This blog is now turning into a cricket blog, but what can I do. I love sports and I love cricket and football in particular. As our team (as we fans say so), Manchester United, is not playing as per our own standards, its better we keep believing and supporting them. On the other hand, Indian cricket team is making headlines for all the right reasons, even if the board controlling it is not.
On 16th October 2013, the game of cricket, especially ODIs, as I knew and grew up with died. It was a game of 94 super overs rolled in as an ODI. Many would then argue that if I think so then ODI died the day 434 was made and chased down on the same night. I beg to differ on that count. That was one of the finest examples of one day cricket.

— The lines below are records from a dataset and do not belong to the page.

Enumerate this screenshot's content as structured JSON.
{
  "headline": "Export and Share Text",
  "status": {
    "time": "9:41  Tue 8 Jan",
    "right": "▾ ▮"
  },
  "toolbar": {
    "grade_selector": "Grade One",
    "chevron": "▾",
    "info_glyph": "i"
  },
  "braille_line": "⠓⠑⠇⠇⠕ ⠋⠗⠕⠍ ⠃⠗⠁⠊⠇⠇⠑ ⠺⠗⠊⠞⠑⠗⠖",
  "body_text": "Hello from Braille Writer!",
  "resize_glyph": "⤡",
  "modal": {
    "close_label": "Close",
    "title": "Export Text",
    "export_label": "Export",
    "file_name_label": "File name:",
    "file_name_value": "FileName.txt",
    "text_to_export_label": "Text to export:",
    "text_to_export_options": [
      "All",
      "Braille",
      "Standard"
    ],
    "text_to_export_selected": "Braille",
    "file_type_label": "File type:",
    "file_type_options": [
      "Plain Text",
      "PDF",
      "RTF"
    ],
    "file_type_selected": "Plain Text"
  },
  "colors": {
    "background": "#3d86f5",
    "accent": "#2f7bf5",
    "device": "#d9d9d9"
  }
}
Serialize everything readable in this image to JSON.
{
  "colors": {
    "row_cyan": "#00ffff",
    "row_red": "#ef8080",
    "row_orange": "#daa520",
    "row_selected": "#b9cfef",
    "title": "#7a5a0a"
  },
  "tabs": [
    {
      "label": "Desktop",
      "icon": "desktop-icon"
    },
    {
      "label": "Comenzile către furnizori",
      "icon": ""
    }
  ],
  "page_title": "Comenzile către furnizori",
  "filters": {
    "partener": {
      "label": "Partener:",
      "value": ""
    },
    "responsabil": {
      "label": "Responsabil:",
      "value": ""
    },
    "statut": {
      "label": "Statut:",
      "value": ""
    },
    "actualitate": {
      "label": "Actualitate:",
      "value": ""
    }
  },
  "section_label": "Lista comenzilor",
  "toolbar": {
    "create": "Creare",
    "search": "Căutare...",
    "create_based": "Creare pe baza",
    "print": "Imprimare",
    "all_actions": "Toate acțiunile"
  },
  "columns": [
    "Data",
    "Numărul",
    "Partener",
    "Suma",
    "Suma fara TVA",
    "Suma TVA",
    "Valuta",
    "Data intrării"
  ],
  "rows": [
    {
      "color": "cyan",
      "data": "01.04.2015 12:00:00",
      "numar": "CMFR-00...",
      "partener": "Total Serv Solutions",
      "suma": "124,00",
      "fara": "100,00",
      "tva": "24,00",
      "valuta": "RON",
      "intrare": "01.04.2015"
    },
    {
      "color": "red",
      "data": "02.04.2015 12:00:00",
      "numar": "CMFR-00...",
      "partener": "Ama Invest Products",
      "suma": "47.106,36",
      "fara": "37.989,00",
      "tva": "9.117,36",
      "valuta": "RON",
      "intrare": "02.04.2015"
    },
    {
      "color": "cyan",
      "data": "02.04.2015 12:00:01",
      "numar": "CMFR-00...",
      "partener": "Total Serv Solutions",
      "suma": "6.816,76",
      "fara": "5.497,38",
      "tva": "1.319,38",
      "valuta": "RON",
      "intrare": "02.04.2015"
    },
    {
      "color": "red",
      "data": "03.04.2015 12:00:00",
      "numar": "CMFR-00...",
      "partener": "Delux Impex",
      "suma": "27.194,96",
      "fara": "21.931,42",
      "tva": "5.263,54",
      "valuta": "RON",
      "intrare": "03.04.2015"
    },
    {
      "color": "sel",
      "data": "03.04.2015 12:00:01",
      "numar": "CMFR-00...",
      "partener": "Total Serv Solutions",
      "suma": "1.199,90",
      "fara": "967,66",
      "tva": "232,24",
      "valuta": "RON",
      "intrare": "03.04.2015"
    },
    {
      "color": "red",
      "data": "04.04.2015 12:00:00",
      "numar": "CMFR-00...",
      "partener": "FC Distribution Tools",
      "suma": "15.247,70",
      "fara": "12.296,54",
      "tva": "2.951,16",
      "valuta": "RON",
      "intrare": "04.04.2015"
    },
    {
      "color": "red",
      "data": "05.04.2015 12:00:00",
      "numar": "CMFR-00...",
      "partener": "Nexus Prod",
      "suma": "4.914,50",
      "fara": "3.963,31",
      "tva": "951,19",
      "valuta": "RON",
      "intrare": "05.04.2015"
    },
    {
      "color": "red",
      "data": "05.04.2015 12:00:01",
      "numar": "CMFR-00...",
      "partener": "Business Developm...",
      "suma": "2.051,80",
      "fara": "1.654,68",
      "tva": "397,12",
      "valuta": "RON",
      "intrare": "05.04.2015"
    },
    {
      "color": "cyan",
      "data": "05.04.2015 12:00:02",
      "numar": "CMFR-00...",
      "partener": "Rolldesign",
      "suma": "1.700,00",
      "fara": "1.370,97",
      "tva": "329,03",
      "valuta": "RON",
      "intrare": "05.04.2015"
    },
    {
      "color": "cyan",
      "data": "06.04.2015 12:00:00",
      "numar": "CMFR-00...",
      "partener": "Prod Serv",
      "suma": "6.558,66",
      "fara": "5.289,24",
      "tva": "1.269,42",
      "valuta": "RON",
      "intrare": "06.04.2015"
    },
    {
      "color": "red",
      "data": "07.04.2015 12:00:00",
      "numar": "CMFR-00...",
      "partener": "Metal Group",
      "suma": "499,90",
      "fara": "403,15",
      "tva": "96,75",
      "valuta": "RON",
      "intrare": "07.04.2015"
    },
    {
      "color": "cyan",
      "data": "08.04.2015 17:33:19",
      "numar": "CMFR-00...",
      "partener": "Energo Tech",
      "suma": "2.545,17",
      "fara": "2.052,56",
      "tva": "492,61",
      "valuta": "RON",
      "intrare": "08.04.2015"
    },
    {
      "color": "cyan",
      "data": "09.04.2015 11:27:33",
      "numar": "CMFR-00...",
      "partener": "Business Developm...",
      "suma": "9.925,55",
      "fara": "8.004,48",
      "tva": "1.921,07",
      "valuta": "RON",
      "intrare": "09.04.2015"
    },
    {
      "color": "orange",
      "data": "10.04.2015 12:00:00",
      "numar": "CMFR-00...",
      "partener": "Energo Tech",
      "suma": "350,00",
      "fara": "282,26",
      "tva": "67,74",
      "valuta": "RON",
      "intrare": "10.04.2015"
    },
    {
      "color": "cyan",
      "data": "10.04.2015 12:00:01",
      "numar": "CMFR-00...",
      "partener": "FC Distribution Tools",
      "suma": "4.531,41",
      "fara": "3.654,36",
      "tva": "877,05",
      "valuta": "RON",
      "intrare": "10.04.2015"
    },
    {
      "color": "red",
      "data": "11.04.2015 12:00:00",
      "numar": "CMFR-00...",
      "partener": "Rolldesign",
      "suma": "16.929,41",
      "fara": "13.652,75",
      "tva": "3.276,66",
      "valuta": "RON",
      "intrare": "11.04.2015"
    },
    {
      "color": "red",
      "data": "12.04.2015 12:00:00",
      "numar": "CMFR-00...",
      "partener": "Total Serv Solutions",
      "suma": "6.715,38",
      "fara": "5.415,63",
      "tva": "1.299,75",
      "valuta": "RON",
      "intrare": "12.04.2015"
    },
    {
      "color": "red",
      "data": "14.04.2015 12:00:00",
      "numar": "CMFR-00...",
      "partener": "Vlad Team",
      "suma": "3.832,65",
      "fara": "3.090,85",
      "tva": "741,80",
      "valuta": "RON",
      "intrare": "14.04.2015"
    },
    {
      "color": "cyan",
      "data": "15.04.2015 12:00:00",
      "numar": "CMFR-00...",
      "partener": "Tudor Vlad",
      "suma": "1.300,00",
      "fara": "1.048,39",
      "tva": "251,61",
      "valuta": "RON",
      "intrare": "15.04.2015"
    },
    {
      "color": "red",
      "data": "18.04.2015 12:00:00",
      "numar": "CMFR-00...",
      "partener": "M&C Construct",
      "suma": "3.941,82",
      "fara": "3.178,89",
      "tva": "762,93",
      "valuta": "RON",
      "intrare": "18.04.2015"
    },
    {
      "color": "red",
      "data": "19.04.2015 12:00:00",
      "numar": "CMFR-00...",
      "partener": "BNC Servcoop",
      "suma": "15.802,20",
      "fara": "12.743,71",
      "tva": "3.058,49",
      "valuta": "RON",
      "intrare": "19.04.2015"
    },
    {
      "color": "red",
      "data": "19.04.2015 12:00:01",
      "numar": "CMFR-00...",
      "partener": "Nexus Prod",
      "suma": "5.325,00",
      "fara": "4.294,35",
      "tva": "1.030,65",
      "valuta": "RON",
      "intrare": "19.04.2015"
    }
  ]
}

That day in Johannesburg, the boundaries were small and all batsmen fired in unison. But still, bowlers had something to bowl on – a lively pitch. A pitch where shots were easy but so were mistakes. Batsmen EARNED those runs. The chase was not a one sided affair. The match pulsated more than the heartbeat monitor in an ICU. South Africa won with 1 wicket in hand and less than half and over to spare. In Jaipur, the pitch was dead. Boundaries were shorter. Lesser number of fielders were allowed to patrol the boundary. And India chased 360 down with 39 deliveries left. More so than that, WE LOVED THE MATCH. WE LOVED HOW WE WON THE GAME. WE FELT GOOD AS THE ART OF BOWLING DIED.
I felt sorry for the bowlers who were forced to commit hara-kiri, bowing on that highway strip was nothing short of that. As a person who grew up watching the likes of McGrath, Warne, Kumble, Muralitharan and Donald breaking the backs of much celebrated batting line ups. As a person who watched in awe as Bond, Lee and Akhtar competed to be the fastest bowler in history. As a person who enjoyed Kumble’s 10 wickets haul as much as watching McGrath and team running through entire batting orders in no time. I felt sorry for all those young guns who aspire to a bowler.
For me ODIs meant a proper contest between bowling and batting which T20s can never provide. All we watch now is a elongated form of T20s and not the ODIs we wish to see. I loved how India’s young guns went about the task and pulled off one of the best chases in cricket history, but what I realised is that we don’t care much about our bowlers. And then, the next match proved me right. Let me say, I am in no way defending Ishant Sharma. All I ask is – why is he one of the best fast bowlers in India? Why don’t we have bowlers who are good enough to stop carnages even on their off days? Why is there so much disparity between the quality of batsmen and bowlers our system throws up? And most importantly – why don’t we care for that matter?
Wish to see an equal contest soon. Till then, I loved you ODI cricket…